**Extracted material**
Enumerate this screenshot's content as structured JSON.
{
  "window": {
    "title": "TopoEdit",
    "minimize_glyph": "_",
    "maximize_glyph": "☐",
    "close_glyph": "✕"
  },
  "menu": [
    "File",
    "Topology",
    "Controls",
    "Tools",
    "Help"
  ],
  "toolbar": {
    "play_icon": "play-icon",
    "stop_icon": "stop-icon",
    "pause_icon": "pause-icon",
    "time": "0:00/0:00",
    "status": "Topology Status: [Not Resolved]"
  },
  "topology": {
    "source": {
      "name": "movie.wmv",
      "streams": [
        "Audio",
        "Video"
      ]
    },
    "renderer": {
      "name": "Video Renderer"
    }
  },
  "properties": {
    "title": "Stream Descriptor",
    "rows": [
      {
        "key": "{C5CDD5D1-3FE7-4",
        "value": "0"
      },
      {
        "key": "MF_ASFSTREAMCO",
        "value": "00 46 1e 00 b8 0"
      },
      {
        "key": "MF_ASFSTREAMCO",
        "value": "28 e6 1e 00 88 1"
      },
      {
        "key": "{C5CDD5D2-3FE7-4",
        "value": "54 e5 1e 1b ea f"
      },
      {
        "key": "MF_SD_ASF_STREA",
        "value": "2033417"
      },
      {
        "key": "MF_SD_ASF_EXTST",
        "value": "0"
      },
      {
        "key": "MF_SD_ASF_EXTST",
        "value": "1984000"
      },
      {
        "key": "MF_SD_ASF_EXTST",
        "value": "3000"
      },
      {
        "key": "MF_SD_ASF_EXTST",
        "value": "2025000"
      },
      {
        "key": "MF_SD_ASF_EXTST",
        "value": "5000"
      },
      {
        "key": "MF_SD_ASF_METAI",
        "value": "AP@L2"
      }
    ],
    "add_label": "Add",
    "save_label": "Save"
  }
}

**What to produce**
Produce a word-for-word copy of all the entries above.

**Output below**
Enumerate this screenshot's content as structured JSON.
{
  "window": {
    "title": "TopoEdit",
    "minimize_glyph": "_",
    "maximize_glyph": "☐",
    "close_glyph": "✕"
  },
  "menu": [
    "File",
    "Topology",
    "Controls",
    "Tools",
    "Help"
  ],
  "toolbar": {
    "play_icon": "play-icon",
    "stop_icon": "stop-icon",
    "pause_icon": "pause-icon",
    "time": "0:00/0:00",
    "status": "Topology Status: [Not Resolved]"
  },
  "topology": {
    "source": {
      "name": "movie.wmv",
      "streams": [
        "Audio",
        "Video"
      ]
    },
    "renderer": {
      "name": "Video Renderer"
    }
  },
  "properties": {
    "title": "Stream Descriptor",
    "rows": [
      {
        "key": "{C5CDD5D1-3FE7-4",
        "value": "0"
      },
      {
        "key": "MF_ASFSTREAMCO",
        "value": "00 46 1e 00 b8 0"
      },
      {
        "key": "MF_ASFSTREAMCO",
        "value": "28 e6 1e 00 88 1"
      },
      {
        "key": "{C5CDD5D2-3FE7-4",
        "value": "54 e5 1e 1b ea f"
      },
      {
        "key": "MF_SD_ASF_STREA",
        "value": "2033417"
      },
      {
        "key": "MF_SD_ASF_EXTST",
        "value": "0"
      },
      {
        "key": "MF_SD_ASF_EXTST",
        "value": "1984000"
      },
      {
        "key": "MF_SD_ASF_EXTST",
        "value": "3000"
      },
      {
        "key": "MF_SD_ASF_EXTST",
        "value": "2025000"
      },
      {
        "key": "MF_SD_ASF_EXTST",
        "value": "5000"
      },
      {
        "key": "MF_SD_ASF_METAI",
        "value": "AP@L2"
      }
    ],
    "add_label": "Add",
    "save_label": "Save"
  }
}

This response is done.